Home > Journals > Minerva Pediatrics > Past Issues > Minerva Pediatrica 2020 October;72(5) > Minerva Pediatrica 2020 October;72(5):416-23

CURRENT ISSUE
 

JOURNAL TOOLS

eTOC
To subscribe PROMO
Submit an article
Recommend to your librarian
 

ARTICLE TOOLS

Publication history
Reprints
Permissions
Cite this article as
Share

 

REVIEW  NOVEL INSIGHTS INTO PEDIATRIC ALLERGY AND IMMUNOLOGY Freefree

Minerva Pediatrica 2020 October;72(5):416-23

DOI: 10.23736/S0026-4946.20.05976-9

Copyright © 2020 EDIZIONI MINERVA MEDICA

language: English

New insights into food protein-induced enterocolitis in children

Carla MASTRORILLI 1 , Angelica SANTORO 2, Michela PROCACCIANTI 2, Giuseppe PAGLIARO 3, Carlo CAFFARELLI 2

1 Unit of Pediatric Allergy and Pulmonology, Department of Pediatrics and Emergency, Consorziale-Policlinico University Hospital, Pediatric Hospital Giovanni XXIII, Bari, Italy; 2 Department of Medicine and Surgery, Pediatric Clinic, University of Parma, Parma, Italy; 3 Pediatric Unit, Department of Obstetrics, Gynecology and Pediatrics, Arcispedale Santa Maria Nuova-IRCCS, Reggio Emilia, Italy



Food protein-induced enterocolitis syndrome (FPIES) represents a non-IgE-mediated food allergic disorder with delayed gastrointestinal symptoms that may evolve in a medical emergency. Clinically, FPIES can be distinguished into acute and chronic phenotypes. FPIES is mainly diagnosed in infancy however the onset at older ages is being progressively described. The pathogenetic mechanism underlying FPIES remains mainly unexplained, but an alteration of food-specific T-cell response has been proposed. The diagnosis of FPIES is primarily clinical, since there are not available specific biomarkers. Oral food challenge (OFC) is the gold standard for diagnosing FPIES or excluding the onset of tolerance to the triggering food. Management of FPIES includes an acute phase treatment and a maintenance therapy with the strict food avoidance until challenge, in order to prevent new attacks and avoid nutritional alterations. Acute management requires hydration that can be performed orally or intravenously according to clinical status. Long-term management of FPIES is based on the avoidance of the culprit food(s) and supervised introduction of other high-risk foods if never taken before among infants before 12 months of age. There is a compelling need of future achievements in FPIES research for the definition of underlying disease pathogenesis and potential therapeutic point of care.
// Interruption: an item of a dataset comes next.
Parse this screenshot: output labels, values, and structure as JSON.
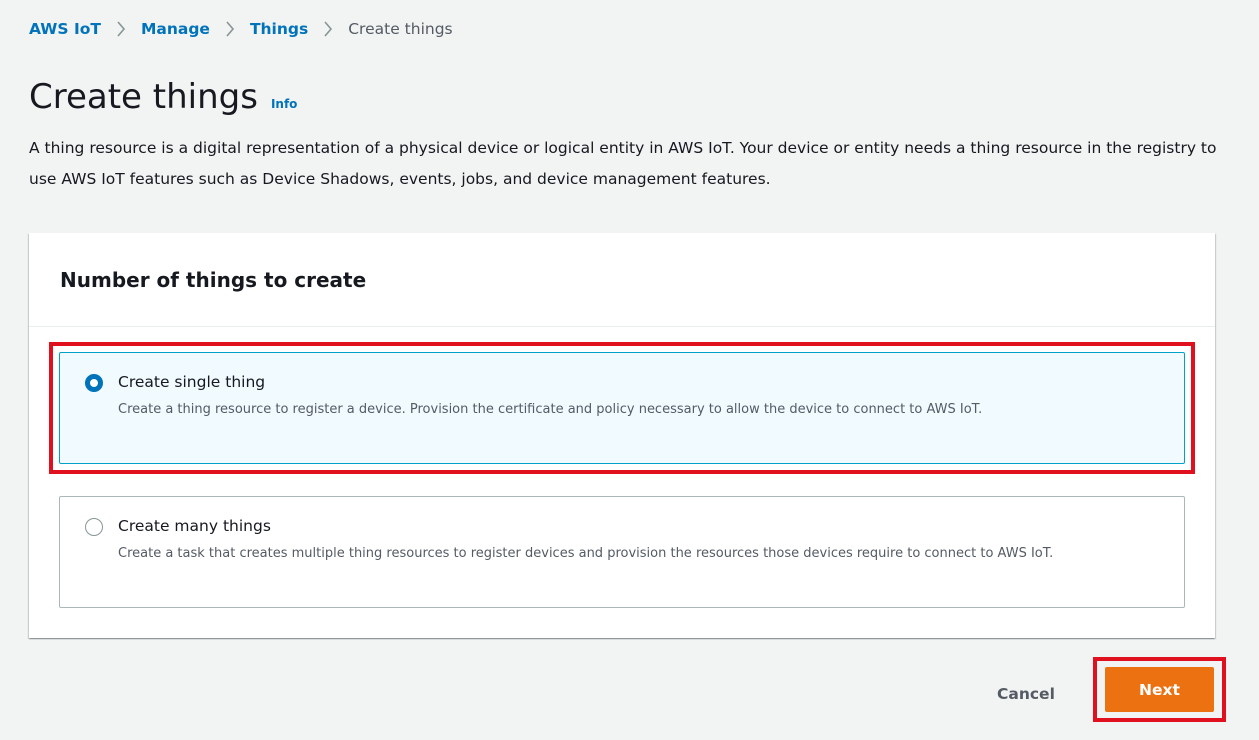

KEY WORDS: Child; Milk; Food hypersensitivity; Soy milk; Enterocolitis

top of page